It was cloudy with a little bit of moisture in the air, but mild. Temperatures were near 40 degrees and the wind was almost non-existent. I’ll take it.

The last week felt like a million miles away from the rolling timber ridges and open grasslands Aubree and I explored that evening. My days prior had been filled with staring at a computer or phone, monitoring social media and my emails and making calls to update stories on how the rapidly-evolving situation around COVID-19 was going to impact the Alexandria area.

In my world as sports and outdoor editor at the Echo Press Newspaper, that meant keeping readers informed of what was happening with the upcoming spring sports season in the state.

The important decisions, for now, had seemingly been made by the Minnesota State High School League when I decided to take Aubree and our black lab, Gus, for a walk on some land I have hunted over the last couple seasons.

I set out with a specific agenda in mind.
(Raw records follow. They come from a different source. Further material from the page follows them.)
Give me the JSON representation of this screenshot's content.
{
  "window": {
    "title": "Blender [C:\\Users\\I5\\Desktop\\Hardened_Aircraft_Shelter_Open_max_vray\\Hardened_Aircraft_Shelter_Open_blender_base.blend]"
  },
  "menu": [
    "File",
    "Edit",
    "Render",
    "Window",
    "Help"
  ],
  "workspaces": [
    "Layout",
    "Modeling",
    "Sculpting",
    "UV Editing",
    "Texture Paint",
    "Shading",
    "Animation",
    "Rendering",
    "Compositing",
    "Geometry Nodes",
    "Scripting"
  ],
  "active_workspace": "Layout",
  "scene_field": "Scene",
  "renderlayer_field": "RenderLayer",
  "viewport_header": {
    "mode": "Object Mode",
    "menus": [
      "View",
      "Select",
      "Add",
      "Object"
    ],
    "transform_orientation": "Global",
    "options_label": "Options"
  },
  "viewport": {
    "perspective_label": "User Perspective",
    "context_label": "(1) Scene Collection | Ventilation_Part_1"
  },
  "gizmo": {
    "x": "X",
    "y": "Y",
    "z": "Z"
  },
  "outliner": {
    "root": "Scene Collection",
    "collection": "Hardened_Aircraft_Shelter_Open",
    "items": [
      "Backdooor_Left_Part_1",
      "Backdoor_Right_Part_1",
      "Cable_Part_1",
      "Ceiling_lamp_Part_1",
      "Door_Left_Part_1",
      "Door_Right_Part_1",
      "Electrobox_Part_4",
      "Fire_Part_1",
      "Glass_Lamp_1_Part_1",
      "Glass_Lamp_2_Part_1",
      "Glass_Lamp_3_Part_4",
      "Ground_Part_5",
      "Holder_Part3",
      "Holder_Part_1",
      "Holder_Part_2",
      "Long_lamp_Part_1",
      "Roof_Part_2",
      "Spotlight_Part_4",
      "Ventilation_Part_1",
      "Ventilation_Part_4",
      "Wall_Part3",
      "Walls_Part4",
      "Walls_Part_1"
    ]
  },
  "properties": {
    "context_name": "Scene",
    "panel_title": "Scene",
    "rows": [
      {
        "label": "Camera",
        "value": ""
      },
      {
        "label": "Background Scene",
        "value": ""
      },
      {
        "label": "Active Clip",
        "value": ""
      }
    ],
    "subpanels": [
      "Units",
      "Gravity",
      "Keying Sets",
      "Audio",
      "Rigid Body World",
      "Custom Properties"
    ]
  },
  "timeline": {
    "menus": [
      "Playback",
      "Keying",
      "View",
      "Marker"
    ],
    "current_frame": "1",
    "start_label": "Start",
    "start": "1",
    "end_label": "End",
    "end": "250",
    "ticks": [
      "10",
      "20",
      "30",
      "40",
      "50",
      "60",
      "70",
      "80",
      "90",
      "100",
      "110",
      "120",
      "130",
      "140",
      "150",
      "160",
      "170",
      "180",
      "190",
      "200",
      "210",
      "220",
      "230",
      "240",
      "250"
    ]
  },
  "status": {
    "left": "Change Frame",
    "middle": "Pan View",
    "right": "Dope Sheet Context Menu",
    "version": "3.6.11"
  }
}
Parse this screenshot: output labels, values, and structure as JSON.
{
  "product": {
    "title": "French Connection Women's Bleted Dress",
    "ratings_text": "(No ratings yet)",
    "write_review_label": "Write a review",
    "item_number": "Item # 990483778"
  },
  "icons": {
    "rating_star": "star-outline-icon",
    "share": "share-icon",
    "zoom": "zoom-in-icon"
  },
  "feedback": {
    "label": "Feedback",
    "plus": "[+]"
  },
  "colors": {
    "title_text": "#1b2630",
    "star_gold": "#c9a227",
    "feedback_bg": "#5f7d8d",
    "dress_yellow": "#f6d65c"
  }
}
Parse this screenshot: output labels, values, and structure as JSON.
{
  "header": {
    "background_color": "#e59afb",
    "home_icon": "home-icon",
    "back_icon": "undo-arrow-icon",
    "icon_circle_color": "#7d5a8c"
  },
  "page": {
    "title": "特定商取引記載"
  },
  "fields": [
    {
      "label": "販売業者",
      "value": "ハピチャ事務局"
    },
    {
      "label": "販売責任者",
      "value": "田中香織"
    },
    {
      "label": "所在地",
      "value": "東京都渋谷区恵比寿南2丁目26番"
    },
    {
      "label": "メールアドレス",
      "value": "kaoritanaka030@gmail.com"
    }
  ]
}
I had a good buck encounter in mid-September on this land in 2019, and I wanted to video a breakdown of that hunt for our website (that can be seen within this story). I’ve seen deer move very specifically through this property the last couple years, and I thought others might be interested in hearing about that.

Aubree really didn’t care about those details. She was just excited to have some one-on-one time with me outside. She got to wondering how many steps it would take her to reach our destination. “A thousand, you think, Dad?”

“Probably a lot more. Maybe 10,000.”

“10,000?! That’s a lot!”

We walked down deer trails and examined sign from the previous whitetail rut in the fall. The scrapes and rubs -- everything jumps off the landscape right now with most of the snow having melted, but the spring greenup yet to occur. Aubree pointed out every rub she saw.

“That’s probably from a big buck.”

“That is a pretty good-sized tree, and it’s about waste high on me on the trunk. It probably was a pretty good deer.”

Over and over again, she would jump in front of me on the trail so she could lead the way. Only near the very end of our adventure did she complain a little bit about her boots being wet.

For two hours, there was no Facebook. No Twitter. No worrying about anything.

I have watched stories pop up about how people can pass the time without sports and all of the canceled events. Many center around what are the best shows to catch up on? How can we pass the time when confined to our houses?

My hope is that a small silver lining in all of this upheaval and the economic, physical and emotional stress it is going to cause might be that more people rediscover how therapeutic being in the outdoors can be. I have seen it already. More and more people on the road near my house are out for walks or a bike ride with their children.

If you hunt deer but have never had the interaction of chasing turkeys in the spring, maybe give that a try. Can’t often find time to spring scout for the upcoming whitetail season or shoot your bow? This is a good year to start.

State parks, recreation areas, campgrounds and public lands remain open for all of us to enjoy responsibly, while understanding the importance of not gathering in large groups at this time.

I have committed to shooting my bow for at least a half an hour every day. I plan on breaking down my best buck encounters from the 2019 season for our website at echopress.com through videos I’ll release each week.

Maybe other whitetail junkies can learn from my experiences. Maybe it will encourage someone else to get outside. Either way, it’s a way I can ensure I practice what I’m preaching here.

Whatever your passions are outdoors, now is a good time to place an emphasis on pursuing them. Aubree and I were about a half a mile from the nearest person on our recent walk in the woods. I have to think that is as good a spot as any to be right now.